J Wrigley 2014 Riesling and 2014 Pinot Gris from the McMinnville AVA were revelations. John Wrigley purchased 200 acres in 2006 and planted his first Pinot Noir, Chardonnay, Riesling, and Pinot Gris vines –10 acres total of 80 that are suitable for grapes--beginning in 2008. Wrigley, who was from a long line of farmers, fell in love with wine in 2005 after having what he called “a life changing” 2002 Andrew Rich Pinot Noir. Impressed, he traveled to several Willamette AVAs, trying as many wines as possible, tasting them for the land that produced them. On the day that he bought his acres, he knelt on his favorite spot and proposed to Jody.
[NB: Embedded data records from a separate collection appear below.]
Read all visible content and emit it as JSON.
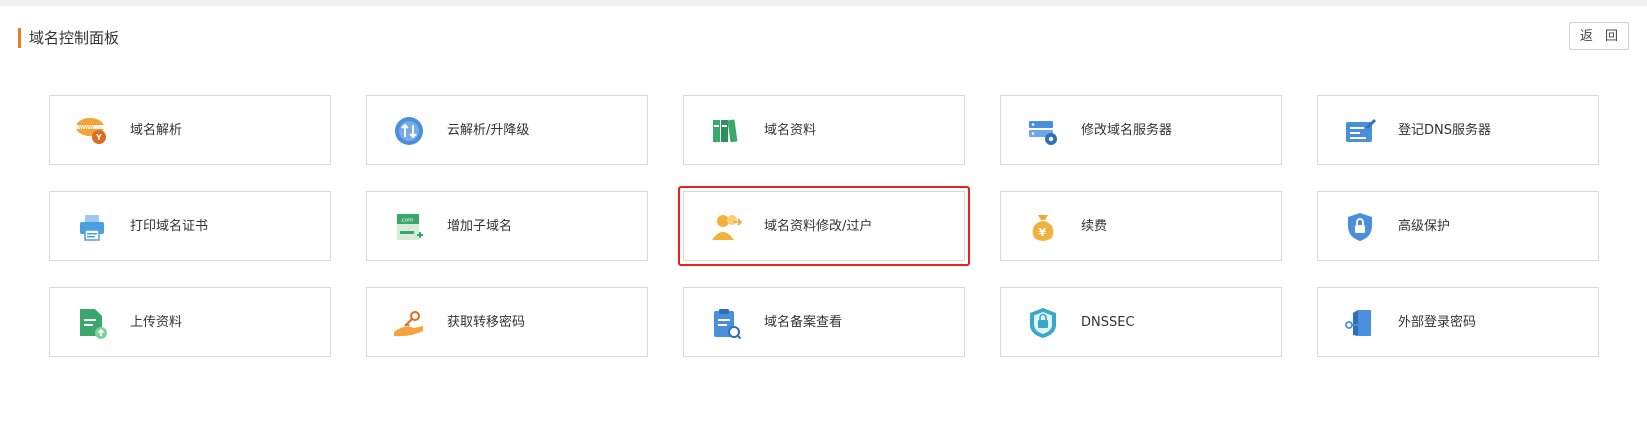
{
  "header": {
    "title": "域名控制面板",
    "back_label": "返 回"
  },
  "colors": {
    "accent": "#f07c22",
    "highlight": "#e8221c"
  },
  "cards": [
    {
      "label": "域名解析",
      "icon": "www-dns-icon"
    },
    {
      "label": "云解析/升降级",
      "icon": "cloud-upgrade-icon"
    },
    {
      "label": "域名资料",
      "icon": "books-icon"
    },
    {
      "label": "修改域名服务器",
      "icon": "server-settings-icon"
    },
    {
      "label": "登记DNS服务器",
      "icon": "register-dns-icon"
    },
    {
      "label": "打印域名证书",
      "icon": "printer-icon"
    },
    {
      "label": "增加子域名",
      "icon": "add-subdomain-icon"
    },
    {
      "label": "域名资料修改/过户",
      "icon": "user-transfer-icon",
      "highlighted": true
    },
    {
      "label": "续费",
      "icon": "money-bag-icon"
    },
    {
      "label": "高级保护",
      "icon": "shield-lock-icon"
    },
    {
      "label": "上传资料",
      "icon": "upload-document-icon"
    },
    {
      "label": "获取转移密码",
      "icon": "hand-key-icon"
    },
    {
      "label": "域名备案查看",
      "icon": "clipboard-search-icon"
    },
    {
      "label": "DNSSEC",
      "icon": "dnssec-badge-icon"
    },
    {
      "label": "外部登录密码",
      "icon": "door-key-icon"
    }
  ]
}
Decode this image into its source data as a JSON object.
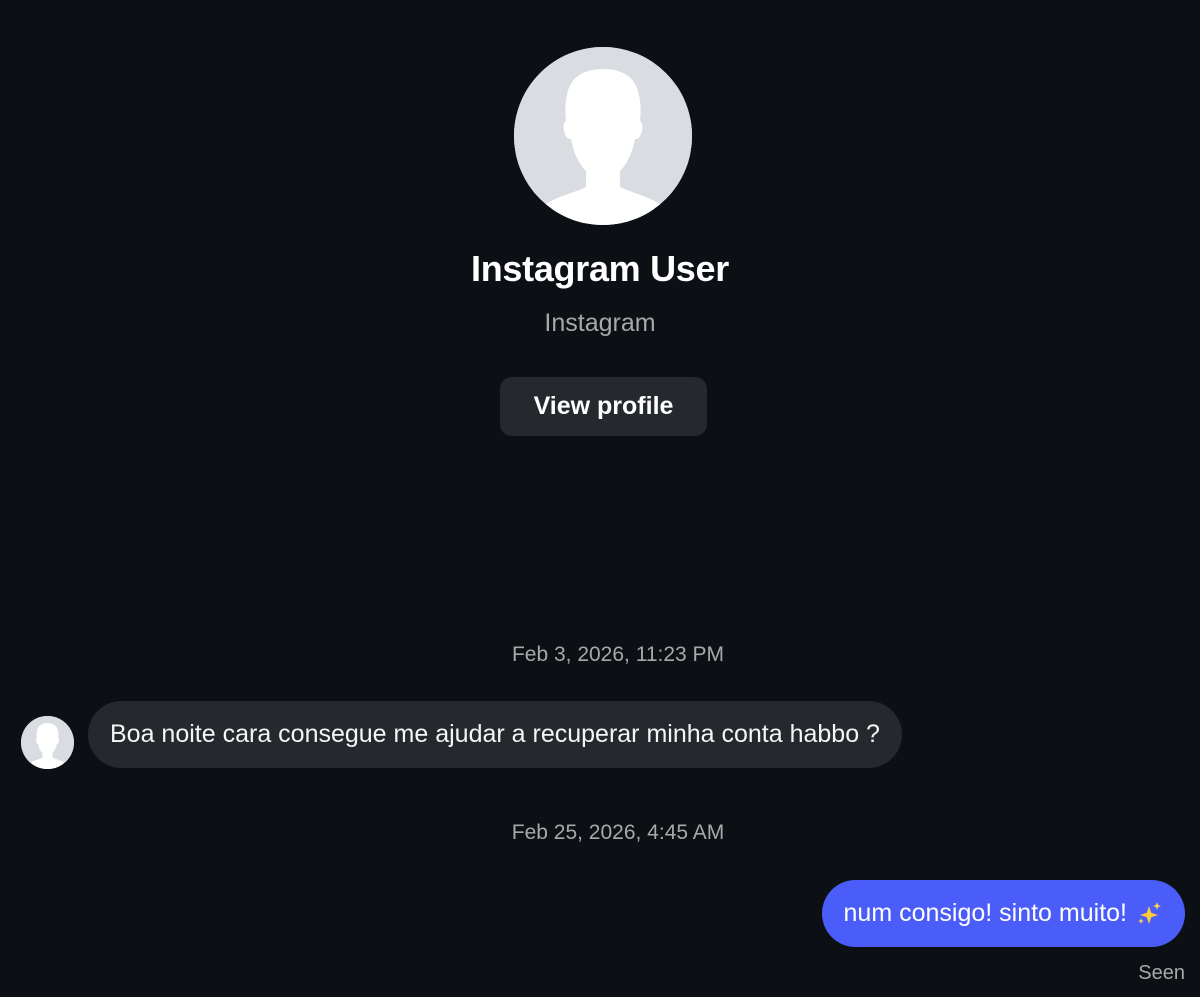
{
  "profile": {
    "name": "Instagram User",
    "subtitle": "Instagram",
    "view_profile_label": "View profile",
    "avatar_icon": "default-user-silhouette-icon"
  },
  "messages": [
    {
      "timestamp": "Feb 3, 2026, 11:23 PM",
      "direction": "incoming",
      "text": "Boa noite cara consegue me ajudar a recuperar minha conta habbo ?"
    },
    {
      "timestamp": "Feb 25, 2026, 4:45 AM",
      "direction": "outgoing",
      "text": "num consigo! sinto muito!",
      "emoji": "sparkles-icon"
    }
  ],
  "status": {
    "seen_label": "Seen"
  },
  "colors": {
    "background": "#0c1014",
    "incoming_bubble": "#25292e",
    "outgoing_bubble": "#4a5df9",
    "muted_text": "#a8a8a8"
  }
}
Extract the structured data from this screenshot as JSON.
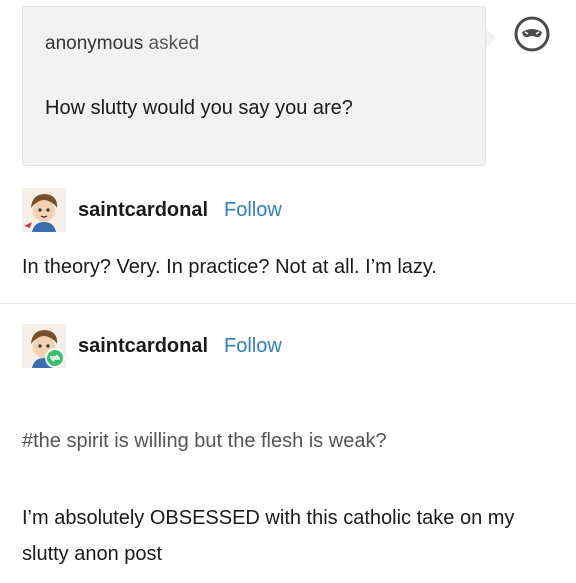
{
  "ask": {
    "asker": "anonymous",
    "verb": "asked",
    "question": "How slutty would you say you are?",
    "avatar_icon": "anonymous-mask-icon"
  },
  "answer": {
    "username": "saintcardonal",
    "follow_label": "Follow",
    "text": "In theory? Very. In practice? Not at all. I’m lazy.",
    "avatar_icon": "user-avatar"
  },
  "reblog": {
    "username": "saintcardonal",
    "follow_label": "Follow",
    "tags": "#the spirit is willing but the flesh is weak?",
    "avatar_icon": "user-avatar-with-reblog-icon"
  },
  "comment": {
    "text": "I’m absolutely OBSESSED with this catholic take on my slutty anon post"
  },
  "colors": {
    "follow": "#2f7fc7",
    "ask_background": "#f2f2f2",
    "reblog_badge": "#3bbf6a"
  }
}
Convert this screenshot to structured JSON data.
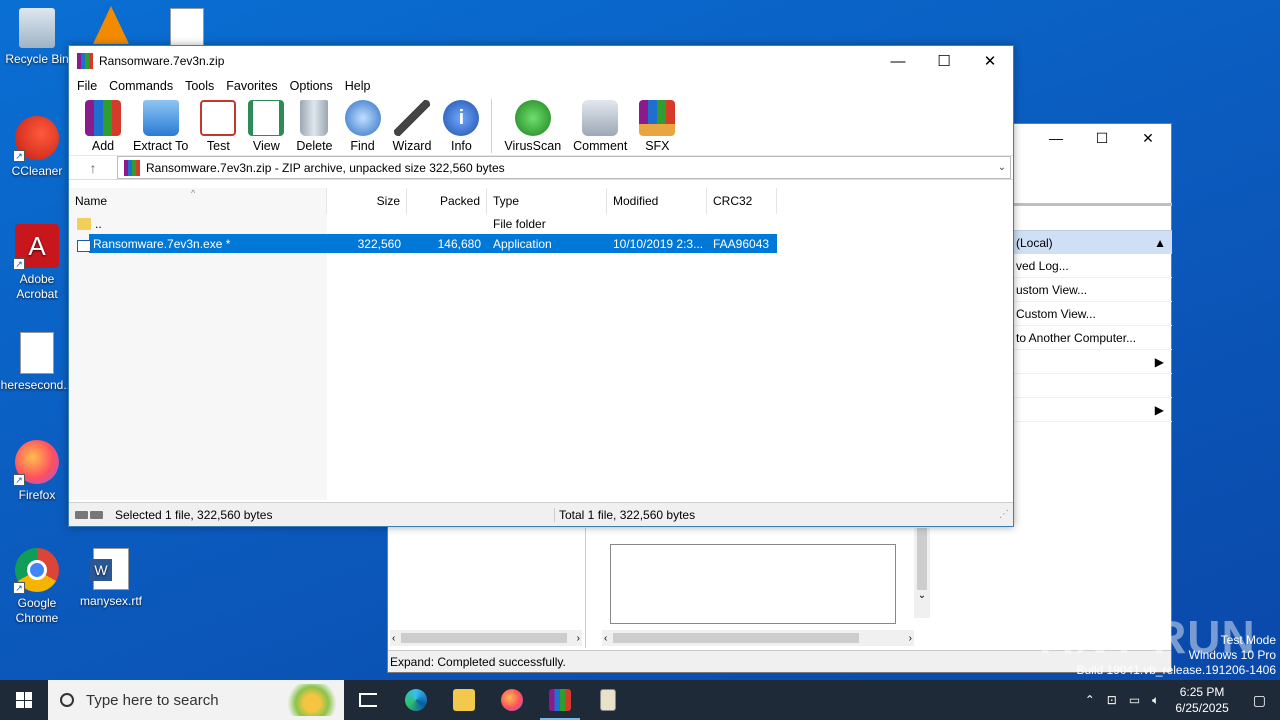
{
  "desktop": {
    "icons": [
      {
        "label": "Recycle Bin",
        "icon": "recycle-bin-icon"
      },
      {
        "label": "CCleaner",
        "icon": "ccleaner-icon"
      },
      {
        "label": "Adobe Acrobat",
        "icon": "acrobat-icon"
      },
      {
        "label": "heresecond...",
        "icon": "image-file-icon"
      },
      {
        "label": "Firefox",
        "icon": "firefox-icon"
      },
      {
        "label": "Google Chrome",
        "icon": "chrome-icon"
      },
      {
        "label": "manysex.rtf",
        "icon": "word-doc-icon"
      }
    ]
  },
  "background_window": {
    "action_header": "(Local)",
    "actions": [
      "ved Log...",
      "ustom View...",
      "Custom View...",
      "to Another Computer...",
      "",
      ""
    ],
    "status": "Expand:  Completed successfully."
  },
  "winrar": {
    "title": "Ransomware.7ev3n.zip",
    "menu": [
      "File",
      "Commands",
      "Tools",
      "Favorites",
      "Options",
      "Help"
    ],
    "toolbar": [
      "Add",
      "Extract To",
      "Test",
      "View",
      "Delete",
      "Find",
      "Wizard",
      "Info",
      "VirusScan",
      "Comment",
      "SFX"
    ],
    "address": "Ransomware.7ev3n.zip - ZIP archive, unpacked size 322,560 bytes",
    "columns": [
      "Name",
      "Size",
      "Packed",
      "Type",
      "Modified",
      "CRC32"
    ],
    "rows": [
      {
        "name": "..",
        "size": "",
        "packed": "",
        "type": "File folder",
        "modified": "",
        "crc": ""
      },
      {
        "name": "Ransomware.7ev3n.exe *",
        "size": "322,560",
        "packed": "146,680",
        "type": "Application",
        "modified": "10/10/2019 2:3...",
        "crc": "FAA96043"
      }
    ],
    "status_left": "Selected 1 file, 322,560 bytes",
    "status_right": "Total 1 file, 322,560 bytes"
  },
  "taskbar": {
    "search_placeholder": "Type here to search",
    "time": "6:25 PM",
    "date": "6/25/2025"
  },
  "watermark": {
    "line1": "Test Mode",
    "line2": "Windows 10 Pro",
    "line3": "Build 19041.vb_release.191206-1406",
    "brand": "ANY RUN"
  },
  "colors": {
    "selection": "#0078d7",
    "desktop": "#0b5cbf",
    "taskbar": "#1f2a38"
  }
}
That became the Proposal block, Pinot Noir.
The Riesling vineyard, which is hand-picked, is called Mae’s Block, after Wrigley’s grandmother, Mae Brogg, and our notes say it was “crisp, with good acidity, ripe and well-made.” The Pinot Gris was “lovely and rich with minerals and good acidity. Almost like a Muscadet. Could age. Balanced and well-made.” (wrigleywines.com)
Youngberg Hill Vineyard in McMinnville is named for a Swedish farmer who owned the land until 1987, when it became the site of an inn. In1989, Pinot Noir expert Ken Wright planted the first Pinot Noir there, using its fruit for his Panther Creek label, according to Wayne Bailey. In 2003, Bailey and his wife Nicolette bought the property and named what Wright planted, the Jordan and Natasha blocks, after two of their daughters. A Pinot Gris block is named Aspen, after a third. The now 20-acre vineyard around the inn is farmed biodynamically and the wines are made with Robert Brittan, who was for 16 years winemaker and estate manager for Stags’ Leap Winery in Napa. The 2013 Pinot Noir Cuvée that we liked is made from a blend of fruit from the McMinnville AVA and Amity-Eola Hills AVA. Our notes called it “complex and interesting, a good Pinot. Good acidity.” (youngberghill.com)
For many years, Oregon’s Pinots were the only wine about which John and I disagreed. I loved their fruitiness, but John found them too fruity. Over the years, they’ve become better and we’ve found common ground with them, as their terroir moved to the fore, possibly—just possibly-- trending away from what some might have considered too-exuberant fruit.
Looking back at our last extensive tasting of Oregon Pinot Noirs under $60 for our column in The Wall Street Journal, six of our top eight were from Willamette Valley: Domaine Serene “Evenstad Reserve”; Yamhill Valley Vineyards “Estate” (McMinnville); Beaux Frères; Francis Tannahill “The Hermit”; Ponzi Vineyards; and Roco Winery.
Congratulations, Willamette Valley, on an important milestone!
Dorothy J. Gaiter conceived and wrote The Wall Street Journal's wine column, "Tastings," from 1998 to 2010 with her husband, John Brecher. She has been tasting and studying wine since 1973. She has had a distinguished career in journalism as a reporter, editor, columnist and editorial writer at The Miami Herald and The New York Times as well as at The Journal.
Read other Grape Collective articles on Oregon wines.
Interview with Jay Somers of J. Christopher.
An interview with Maria Ponzi.
A Teutonic story.
On Whoa Nelly.